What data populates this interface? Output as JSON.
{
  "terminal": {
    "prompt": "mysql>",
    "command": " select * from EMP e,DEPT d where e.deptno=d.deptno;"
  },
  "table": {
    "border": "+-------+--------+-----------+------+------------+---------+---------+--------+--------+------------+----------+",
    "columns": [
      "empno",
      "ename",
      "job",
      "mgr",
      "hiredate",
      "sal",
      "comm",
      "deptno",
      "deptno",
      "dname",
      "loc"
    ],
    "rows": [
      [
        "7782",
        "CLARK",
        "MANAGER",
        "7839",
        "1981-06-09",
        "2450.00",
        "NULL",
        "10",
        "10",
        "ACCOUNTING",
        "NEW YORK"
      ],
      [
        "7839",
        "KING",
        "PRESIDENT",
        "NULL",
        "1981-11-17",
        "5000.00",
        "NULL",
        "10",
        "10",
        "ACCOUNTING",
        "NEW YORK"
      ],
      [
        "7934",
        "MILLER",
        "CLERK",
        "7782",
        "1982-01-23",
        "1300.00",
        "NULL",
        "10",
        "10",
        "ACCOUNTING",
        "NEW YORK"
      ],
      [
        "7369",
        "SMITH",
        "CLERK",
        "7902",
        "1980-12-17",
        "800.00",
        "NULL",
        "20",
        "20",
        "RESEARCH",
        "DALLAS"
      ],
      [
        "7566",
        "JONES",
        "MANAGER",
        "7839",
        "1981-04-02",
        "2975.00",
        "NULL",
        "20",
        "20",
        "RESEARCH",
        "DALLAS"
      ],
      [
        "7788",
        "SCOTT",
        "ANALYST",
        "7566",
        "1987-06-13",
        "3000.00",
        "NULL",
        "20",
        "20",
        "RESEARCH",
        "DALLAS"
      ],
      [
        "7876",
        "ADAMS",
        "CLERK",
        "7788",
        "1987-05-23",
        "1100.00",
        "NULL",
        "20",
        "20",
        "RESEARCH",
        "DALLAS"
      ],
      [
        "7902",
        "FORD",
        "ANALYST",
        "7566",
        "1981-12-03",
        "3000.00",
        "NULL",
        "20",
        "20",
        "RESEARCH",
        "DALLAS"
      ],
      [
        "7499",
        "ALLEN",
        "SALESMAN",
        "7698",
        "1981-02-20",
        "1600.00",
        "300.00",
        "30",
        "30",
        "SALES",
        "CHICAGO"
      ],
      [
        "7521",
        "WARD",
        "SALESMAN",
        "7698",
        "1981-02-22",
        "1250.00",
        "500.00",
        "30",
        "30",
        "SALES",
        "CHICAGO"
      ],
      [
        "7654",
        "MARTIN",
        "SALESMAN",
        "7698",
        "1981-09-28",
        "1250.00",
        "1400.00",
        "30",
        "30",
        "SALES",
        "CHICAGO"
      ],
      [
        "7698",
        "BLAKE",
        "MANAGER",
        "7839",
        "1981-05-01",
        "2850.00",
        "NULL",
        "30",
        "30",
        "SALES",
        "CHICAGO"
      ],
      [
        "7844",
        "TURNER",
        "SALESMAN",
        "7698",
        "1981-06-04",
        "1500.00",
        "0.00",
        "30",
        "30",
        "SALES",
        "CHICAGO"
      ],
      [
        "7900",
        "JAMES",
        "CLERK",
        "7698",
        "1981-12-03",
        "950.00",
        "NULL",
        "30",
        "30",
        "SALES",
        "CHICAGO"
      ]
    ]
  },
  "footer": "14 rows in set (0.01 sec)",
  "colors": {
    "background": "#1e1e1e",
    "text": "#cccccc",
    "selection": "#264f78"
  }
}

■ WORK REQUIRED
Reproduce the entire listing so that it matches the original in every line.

■ RESPONSE BOX
What data populates this interface? Output as JSON.
{
  "terminal": {
    "prompt": "mysql>",
    "command": " select * from EMP e,DEPT d where e.deptno=d.deptno;"
  },
  "table": {
    "border": "+-------+--------+-----------+------+------------+---------+---------+--------+--------+------------+----------+",
    "columns": [
      "empno",
      "ename",
      "job",
      "mgr",
      "hiredate",
      "sal",
      "comm",
      "deptno",
      "deptno",
      "dname",
      "loc"
    ],
    "rows": [
      [
        "7782",
        "CLARK",
        "MANAGER",
        "7839",
        "1981-06-09",
        "2450.00",
        "NULL",
        "10",
        "10",
        "ACCOUNTING",
        "NEW YORK"
      ],
      [
        "7839",
        "KING",
        "PRESIDENT",
        "NULL",
        "1981-11-17",
        "5000.00",
        "NULL",
        "10",
        "10",
        "ACCOUNTING",
        "NEW YORK"
      ],
      [
        "7934",
        "MILLER",
        "CLERK",
        "7782",
        "1982-01-23",
        "1300.00",
        "NULL",
        "10",
        "10",
        "ACCOUNTING",
        "NEW YORK"
      ],
      [
        "7369",
        "SMITH",
        "CLERK",
        "7902",
        "1980-12-17",
        "800.00",
        "NULL",
        "20",
        "20",
        "RESEARCH",
        "DALLAS"
      ],
      [
        "7566",
        "JONES",
        "MANAGER",
        "7839",
        "1981-04-02",
        "2975.00",
        "NULL",
        "20",
        "20",
        "RESEARCH",
        "DALLAS"
      ],
      [
        "7788",
        "SCOTT",
        "ANALYST",
        "7566",
        "1987-06-13",
        "3000.00",
        "NULL",
        "20",
        "20",
        "RESEARCH",
        "DALLAS"
      ],
      [
        "7876",
        "ADAMS",
        "CLERK",
        "7788",
        "1987-05-23",
        "1100.00",
        "NULL",
        "20",
        "20",
        "RESEARCH",
        "DALLAS"
      ],
      [
        "7902",
        "FORD",
        "ANALYST",
        "7566",
        "1981-12-03",
        "3000.00",
        "NULL",
        "20",
        "20",
        "RESEARCH",
        "DALLAS"
      ],
      [
        "7499",
        "ALLEN",
        "SALESMAN",
        "7698",
        "1981-02-20",
        "1600.00",
        "300.00",
        "30",
        "30",
        "SALES",
        "CHICAGO"
      ],
      [
        "7521",
        "WARD",
        "SALESMAN",
        "7698",
        "1981-02-22",
        "1250.00",
        "500.00",
        "30",
        "30",
        "SALES",
        "CHICAGO"
      ],
      [
        "7654",
        "MARTIN",
        "SALESMAN",
        "7698",
        "1981-09-28",
        "1250.00",
        "1400.00",
        "30",
        "30",
        "SALES",
        "CHICAGO"
      ],
      [
        "7698",
        "BLAKE",
        "MANAGER",
        "7839",
        "1981-05-01",
        "2850.00",
        "NULL",
        "30",
        "30",
        "SALES",
        "CHICAGO"
      ],
      [
        "7844",
        "TURNER",
        "SALESMAN",
        "7698",
        "1981-06-04",
        "1500.00",
        "0.00",
        "30",
        "30",
        "SALES",
        "CHICAGO"
      ],
      [
        "7900",
        "JAMES",
        "CLERK",
        "7698",
        "1981-12-03",
        "950.00",
        "NULL",
        "30",
        "30",
        "SALES",
        "CHICAGO"
      ]
    ]
  },
  "footer": "14 rows in set (0.01 sec)",
  "colors": {
    "background": "#1e1e1e",
    "text": "#cccccc",
    "selection": "#264f78"
  }
}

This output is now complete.